At that time, I folded it and made a boule shape.  It would proof in a floured banneton for 45 minutes; the last 30 minutes I preheated the stone and the pan in the oven.  

(i) Cracked Wheat:

(ii) Sunflower:

Just before sliding the loaf in with a cornmeal-coated peel, I scored the loaf and sprinkled some water on its surface.  It baked for 50 minutes at 400 degrees F.

(i) Cracked Wheat:

(ii) Sunflower: 

Although I state above that this is a 77% hydrated loaf, the wheat germ and the cracked wheat in the one loaf, along with the malt, probably will bring down this percentage to a number of 60% (although the honey might bring it up to 74% again).  Similarly, you might count the sunflower seed loaf as 66%, or with the honey included in the hydration, you might think it is 74%.  I can't explain why the cracked wheat loaf seems wetter by feel -- it shouldn't be, but it is.

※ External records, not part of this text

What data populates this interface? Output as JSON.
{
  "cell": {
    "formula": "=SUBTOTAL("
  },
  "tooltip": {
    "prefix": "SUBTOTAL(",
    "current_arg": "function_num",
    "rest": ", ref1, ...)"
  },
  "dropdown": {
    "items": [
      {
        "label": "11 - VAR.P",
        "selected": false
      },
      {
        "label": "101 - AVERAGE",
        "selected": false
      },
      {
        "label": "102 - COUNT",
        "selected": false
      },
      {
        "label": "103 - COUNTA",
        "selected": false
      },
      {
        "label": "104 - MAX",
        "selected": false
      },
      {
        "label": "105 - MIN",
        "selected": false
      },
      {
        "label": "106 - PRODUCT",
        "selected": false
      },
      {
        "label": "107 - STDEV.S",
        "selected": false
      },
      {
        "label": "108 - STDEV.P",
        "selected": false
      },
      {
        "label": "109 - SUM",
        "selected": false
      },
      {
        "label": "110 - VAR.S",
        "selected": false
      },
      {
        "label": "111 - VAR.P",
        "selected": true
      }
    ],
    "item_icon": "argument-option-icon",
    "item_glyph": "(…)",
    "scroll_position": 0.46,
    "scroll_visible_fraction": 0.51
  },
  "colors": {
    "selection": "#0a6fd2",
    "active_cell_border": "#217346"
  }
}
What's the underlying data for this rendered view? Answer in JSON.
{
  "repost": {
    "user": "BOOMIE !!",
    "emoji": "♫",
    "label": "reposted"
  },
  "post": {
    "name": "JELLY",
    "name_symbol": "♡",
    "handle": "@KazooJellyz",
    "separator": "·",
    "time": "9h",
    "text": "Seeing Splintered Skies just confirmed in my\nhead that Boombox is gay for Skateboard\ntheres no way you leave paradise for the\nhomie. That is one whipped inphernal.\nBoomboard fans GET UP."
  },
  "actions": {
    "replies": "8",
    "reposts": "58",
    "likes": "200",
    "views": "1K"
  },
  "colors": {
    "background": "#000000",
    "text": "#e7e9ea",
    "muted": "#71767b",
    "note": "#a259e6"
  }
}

Both breads had a fairly nice oven spring, and I was pleased with how they looked (although the scoring dragged the dough a bit, and I wasn't impressed with that).  Compared to an earlier try at this recipe, I would say that I am beginning to get to something that begins to look acceptable.

I am also beginning to make the bread my own, with my own additions (and subtractions).  For me, this has been a fun journey!

We cracked into these breads this evening.  The word from the wife is, "they both are good."  The nuttiness is quite pronounced.  The crust, while it doesn't look at all like W&T's from their book, is nevertheless quite nice - crisp and crunchy and light.  The bread might be a trifle dry on the crumb, but it tastes quite nice with some butter on it.  And cheese.  Over all, I'm happy with these loaves.  I think I prefer the one with sunflower seeds, by a small margin.

(i) Cracked Wheat:

(ii) Sunflower: 

Both of the loaves retained their shape, so I guess I have pretty much found the proper hydration, more or less.

Notes to Myself

  • Do you need the honey?
  • When is it best to add the salt? I have recently replied to a blogger at "Wild Yeast" who wrote about salt's function in the bread, and we discussed this briefly.  She seems to feel that it would be a good idea to add salt to a bread, even if late, but it needs to be somewhat dissolved first. This would, of course, change the hydration percentage a bit, so the flour might also similarly have to be adjusted, especially on loaves like mine which are (I've been told) too wet to begin with.
  • I have begun to write research notes for a "Calculus of Bread". I really am quite ignorant of many things, and I have a hunger to know.
  • So what do you think about the home-made malt? Is it worth it, putting it into bread at these amounts?  Something I read suggests that it will contain lots of proteases, and thus hurt the gluten.  But for a single rise dough like this, it seems to work okay.  Only occasionally can the malt be seen in the loaf.  It does impart a texture, a crunchiness, but not so much flavour, more a subtle scent.  I could conceivably put more into a loaf this size.

No comments:

Post a Comment